### Work required
In which lines of the data does the string "watermark" appear? Copy every one.
Segment Start: Data shown
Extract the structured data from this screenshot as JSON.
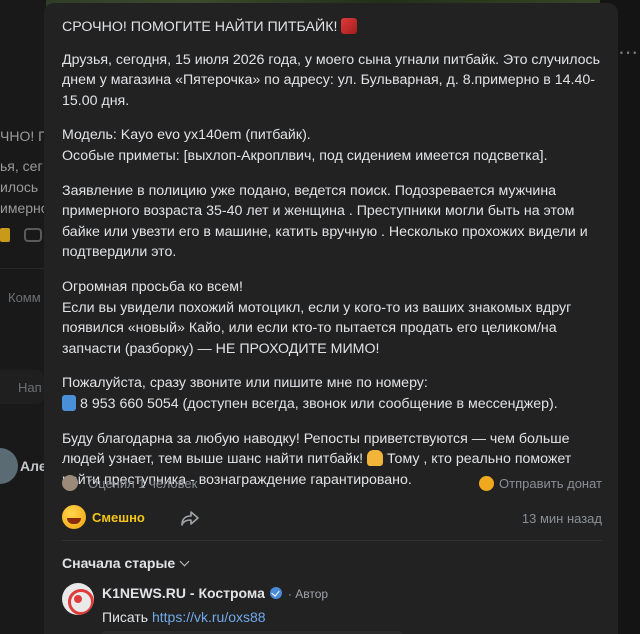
{
  "post": {
    "title": "СРОЧНО! ПОМОГИТЕ НАЙТИ ПИТБАЙК!",
    "para1": "Друзья, сегодня, 15 июля 2026 года, у моего сына угнали питбайк. Это случилось днем у магазина «Пятерочка» по адресу: ул. Бульварная, д. 8.примерно в 14.40-15.00 дня.",
    "para2": "Модель: Kayo evo yx140em (питбайк).\nОсобые приметы: [выхлоп-Акроплвич, под сидением имеется подсветка].",
    "para3": "Заявление в полицию уже подано, ведется поиск. Подозревается мужчина примерного возраста 35-40 лет и женщина . Преступники могли быть на этом байке или увезти его в машине, катить вручную . Несколько прохожих видели и подтвердили это.",
    "para4": "Огромная просьба ко всем!\nЕсли вы увидели похожий мотоцикл, если у кого-то из ваших знакомых вдруг появился «новый» Кайо, или если кто-то пытается продать его целиком/на запчасти (разборку) — НЕ ПРОХОДИТЕ МИМО!",
    "para5_line1": "Пожалуйста, сразу звоните или пишите мне по номеру:",
    "para5_line2": "8 953 660 5054 (доступен всегда, звонок или сообщение в мессенджер).",
    "para6_part1": "Буду благодарна за любую наводку! Репосты приветствуются — чем больше людей узнает, тем выше шанс найти питбайк!",
    "para6_part2": " Тому , кто реально поможет найти преступника - вознаграждение гарантировано."
  },
  "meta": {
    "rated": "Оценил 1 человек",
    "donate": "Отправить донат",
    "reaction": "Смешно",
    "time": "13 мин назад"
  },
  "comments": {
    "sort_label": "Сначала старые",
    "first": {
      "author": "K1NEWS.RU - Кострома",
      "badge": "· Автор",
      "text_prefix": "Писать ",
      "link": "https://vk.ru/oxs88"
    }
  },
  "background": {
    "line1": "ЧНО! П",
    "line2": "ья, сег",
    "line3": "илось",
    "line4": "имерно",
    "comment_label": "Комм",
    "input_placeholder": "Нап",
    "author_short": "Але"
  },
  "colors": {
    "accent": "#f5c518",
    "link": "#71aaeb",
    "modal_bg": "#222222"
  },
  "icons": [
    "motorcycle-emoji-icon",
    "phone-emoji-icon",
    "pray-emoji-icon",
    "coin-icon",
    "laugh-icon",
    "share-icon",
    "chevron-down-icon",
    "verified-icon"
  ]
}
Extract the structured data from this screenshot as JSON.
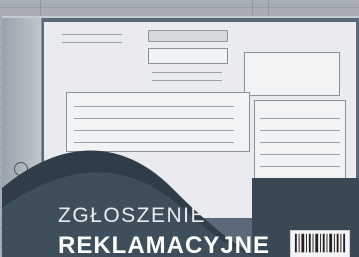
{
  "cover": {
    "title_line1": "ZGŁOSZENIE",
    "title_line2": "REKLAMACYJNE"
  }
}
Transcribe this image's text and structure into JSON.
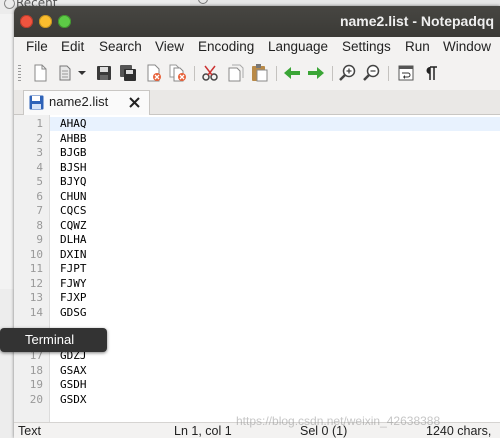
{
  "background": {
    "recent_label": "Recent"
  },
  "window": {
    "title": "name2.list - Notepadqq"
  },
  "menu": [
    "File",
    "Edit",
    "Search",
    "View",
    "Encoding",
    "Language",
    "Settings",
    "Run",
    "Window"
  ],
  "toolbar": {
    "icons": [
      "new-file-icon",
      "open-file-icon",
      "save-icon",
      "save-all-icon",
      "close-icon",
      "close-all-icon",
      "cut-icon",
      "copy-icon",
      "paste-icon",
      "undo-icon",
      "redo-icon",
      "zoom-in-icon",
      "zoom-out-icon",
      "word-wrap-icon",
      "show-all-characters-icon"
    ]
  },
  "tab": {
    "label": "name2.list"
  },
  "editor": {
    "lines": [
      {
        "num": "1",
        "text": "AHAQ"
      },
      {
        "num": "2",
        "text": "AHBB"
      },
      {
        "num": "3",
        "text": "BJGB"
      },
      {
        "num": "4",
        "text": "BJSH"
      },
      {
        "num": "5",
        "text": "BJYQ"
      },
      {
        "num": "6",
        "text": "CHUN"
      },
      {
        "num": "7",
        "text": "CQCS"
      },
      {
        "num": "8",
        "text": "CQWZ"
      },
      {
        "num": "9",
        "text": "DLHA"
      },
      {
        "num": "10",
        "text": "DXIN"
      },
      {
        "num": "11",
        "text": "FJPT"
      },
      {
        "num": "12",
        "text": "FJWY"
      },
      {
        "num": "13",
        "text": "FJXP"
      },
      {
        "num": "14",
        "text": "GDSG"
      },
      {
        "num": "17",
        "text": "GDZJ"
      },
      {
        "num": "18",
        "text": "GSAX"
      },
      {
        "num": "19",
        "text": "GSDH"
      },
      {
        "num": "20",
        "text": "GSDX"
      }
    ]
  },
  "status": {
    "mode": "Text",
    "position": "Ln 1, col 1",
    "selection": "Sel 0 (1)",
    "chars": "1240 chars,"
  },
  "watermark": "https://blog.csdn.net/weixin_42638388",
  "tooltip": {
    "label": "Terminal"
  }
}
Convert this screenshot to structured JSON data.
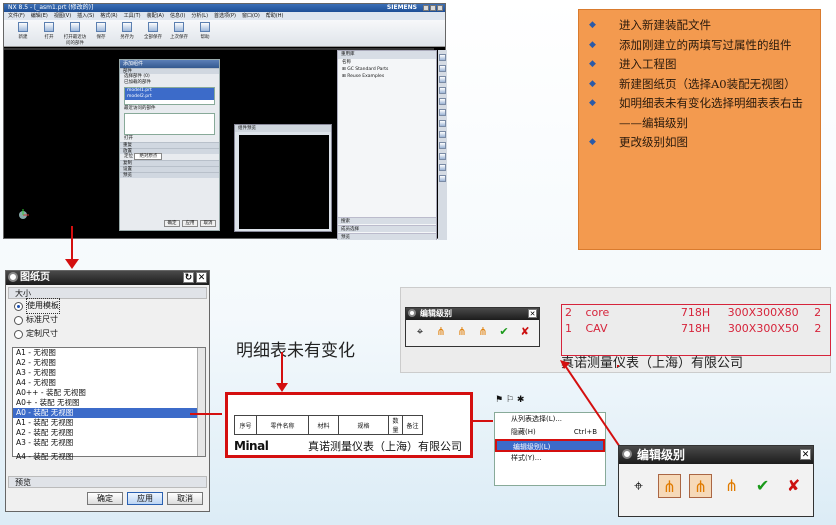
{
  "nx_window": {
    "title": "NX 8.5 - [_asm1.prt (修改的)]",
    "brand": "SIEMENS",
    "menus": [
      "文件(F)",
      "编辑(E)",
      "视图(V)",
      "插入(S)",
      "格式(R)",
      "工具(T)",
      "装配(A)",
      "信息(I)",
      "分析(L)",
      "首选项(P)",
      "窗口(O)",
      "帮助(H)"
    ],
    "toolbar": [
      "新建",
      "打开",
      "打开最近访问的部件",
      "保存",
      "另存为",
      "全部保存",
      "上次保存",
      "帮助"
    ],
    "add_component": {
      "title": "添加组件",
      "sections": [
        "部件",
        "已加载的部件",
        "最近访问的部件",
        "打开",
        "重复",
        "放置",
        "定位",
        "复制",
        "设置",
        "预览"
      ],
      "select_label": "选择部件 (0)",
      "loaded": [
        "model1.prt",
        "model2.prt"
      ],
      "position_value": "绝对原点",
      "buttons": [
        "确定",
        "应用",
        "取消"
      ]
    },
    "preview": {
      "title": "组件预览"
    },
    "resource": {
      "title": "重用库",
      "name_col": "名称",
      "items": [
        "GC Standard Parts",
        "Reuse Examples"
      ],
      "footer": [
        "搜索",
        "成员选择",
        "预览"
      ]
    }
  },
  "notes": [
    "进入新建装配文件",
    "添加刚建立的两填写过属性的组件",
    "进入工程图",
    "新建图纸页（选择A0装配无视图）",
    "如明细表未有变化选择明细表表右击——编辑级别",
    "更改级别如图"
  ],
  "sheet_dialog": {
    "title": "图纸页",
    "size_group": "大小",
    "options": [
      "使用模板",
      "标准尺寸",
      "定制尺寸"
    ],
    "list": [
      "A1 - 无视图",
      "A2 - 无视图",
      "A3 - 无视图",
      "A4 - 无视图",
      "A0++ - 装配 无视图",
      "A0+ - 装配 无视图",
      "A0 - 装配 无视图",
      "A1 - 装配 无视图",
      "A2 - 装配 无视图",
      "A3 - 装配 无视图",
      "A4 - 装配 无视图"
    ],
    "selected_index": 6,
    "preview_group": "预览",
    "buttons": [
      "确定",
      "应用",
      "取消"
    ]
  },
  "annotation": "明细表未有变化",
  "parts_list": {
    "headers": [
      "序号",
      "零件名称",
      "材料",
      "规格",
      "数量",
      "备注"
    ],
    "logo": "Minal",
    "company": "真诺测量仪表（上海）有限公司"
  },
  "level_table": {
    "rows": [
      {
        "no": "2",
        "name": "core",
        "material": "718H",
        "size": "300X300X80",
        "qty": "2"
      },
      {
        "no": "1",
        "name": "CAV",
        "material": "718H",
        "size": "300X300X50",
        "qty": "2"
      }
    ],
    "company": "真诺测量仪表（上海）有限公司"
  },
  "edit_level": {
    "title": "编辑级别"
  },
  "context_menu": {
    "items": [
      {
        "label": "从列表选择(L)...",
        "key": ""
      },
      {
        "label": "隐藏(H)",
        "key": "Ctrl+B"
      },
      {
        "label": "编辑级别(L)",
        "key": ""
      },
      {
        "label": "样式(Y)...",
        "key": ""
      }
    ]
  },
  "colors": {
    "accent_red": "#d40f0f",
    "notes_bg": "#f39a4f",
    "selection": "#3c6bc9"
  }
}
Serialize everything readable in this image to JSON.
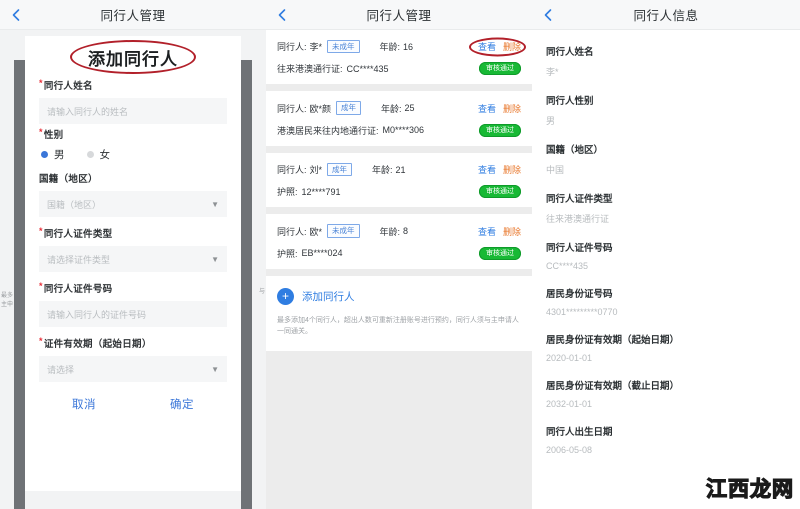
{
  "panel_add": {
    "nav": {
      "title": "同行人管理",
      "back_icon": "chevron-left-icon"
    },
    "card_title": "添加同行人",
    "fields": [
      {
        "label": "同行人姓名",
        "required": true,
        "type": "input",
        "value": "",
        "placeholder": "请输入同行人的姓名"
      },
      {
        "label": "性别",
        "required": true,
        "type": "radio",
        "options": [
          "男",
          "女"
        ],
        "selected": "男"
      },
      {
        "label": "国籍（地区）",
        "required": false,
        "type": "select",
        "value": "",
        "placeholder": "国籍（地区）"
      },
      {
        "label": "同行人证件类型",
        "required": true,
        "type": "select",
        "value": "",
        "placeholder": "请选择证件类型"
      },
      {
        "label": "同行人证件号码",
        "required": true,
        "type": "input",
        "value": "",
        "placeholder": "请输入同行人的证件号码"
      },
      {
        "label": "证件有效期（起始日期）",
        "required": true,
        "type": "select",
        "value": "",
        "placeholder": "请选择"
      }
    ],
    "cancel_label": "取消",
    "confirm_label": "确定",
    "ghost_left": "最多\n主申",
    "ghost_right": "与"
  },
  "panel_list": {
    "nav": {
      "title": "同行人管理",
      "back_icon": "chevron-left-icon"
    },
    "rows": [
      {
        "name_label": "同行人:",
        "name": "李*",
        "tag": "未成年",
        "age_label": "年龄:",
        "age": "16",
        "view_label": "查看",
        "delete_label": "删除",
        "doc_label": "往来港澳通行证:",
        "doc_no": "CC****435",
        "status": "审核通过",
        "highlighted": true
      },
      {
        "name_label": "同行人:",
        "name": "欧*颜",
        "tag": "成年",
        "age_label": "年龄:",
        "age": "25",
        "view_label": "查看",
        "delete_label": "删除",
        "doc_label": "港澳居民来往内地通行证:",
        "doc_no": "M0****306",
        "status": "审核通过",
        "highlighted": false
      },
      {
        "name_label": "同行人:",
        "name": "刘*",
        "tag": "成年",
        "age_label": "年龄:",
        "age": "21",
        "view_label": "查看",
        "delete_label": "删除",
        "doc_label": "护照:",
        "doc_no": "12****791",
        "status": "审核通过",
        "highlighted": false
      },
      {
        "name_label": "同行人:",
        "name": "欧*",
        "tag": "未成年",
        "age_label": "年龄:",
        "age": "8",
        "view_label": "查看",
        "delete_label": "删除",
        "doc_label": "护照:",
        "doc_no": "EB****024",
        "status": "审核通过",
        "highlighted": false
      }
    ],
    "add_label": "添加同行人",
    "add_icon": "plus-icon",
    "note": "最多添加4个同行人，超出人数可重新注册账号进行预约，同行人须与主申请人一同通关。"
  },
  "panel_detail": {
    "nav": {
      "title": "同行人信息",
      "back_icon": "chevron-left-icon"
    },
    "items": [
      {
        "label": "同行人姓名",
        "value": "李*"
      },
      {
        "label": "同行人性别",
        "value": "男"
      },
      {
        "label": "国籍（地区）",
        "value": "中国"
      },
      {
        "label": "同行人证件类型",
        "value": "往来港澳通行证"
      },
      {
        "label": "同行人证件号码",
        "value": "CC****435"
      },
      {
        "label": "居民身份证号码",
        "value": "4301*********0770"
      },
      {
        "label": "居民身份证有效期（起始日期）",
        "value": "2020-01-01"
      },
      {
        "label": "居民身份证有效期（截止日期）",
        "value": "2032-01-01"
      },
      {
        "label": "同行人出生日期",
        "value": "2006-05-08"
      }
    ]
  },
  "watermark": "江西龙网",
  "colors": {
    "accent_blue": "#2f7de1",
    "delete_orange": "#e8762a",
    "annotation_red": "#b2202a",
    "status_green": "#18b935",
    "required_red": "#e8303a"
  }
}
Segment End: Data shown
### Task answer
  "watermark": "https://blog.csdn.net/weixin_42638388",
  "watermark": "江西龙网",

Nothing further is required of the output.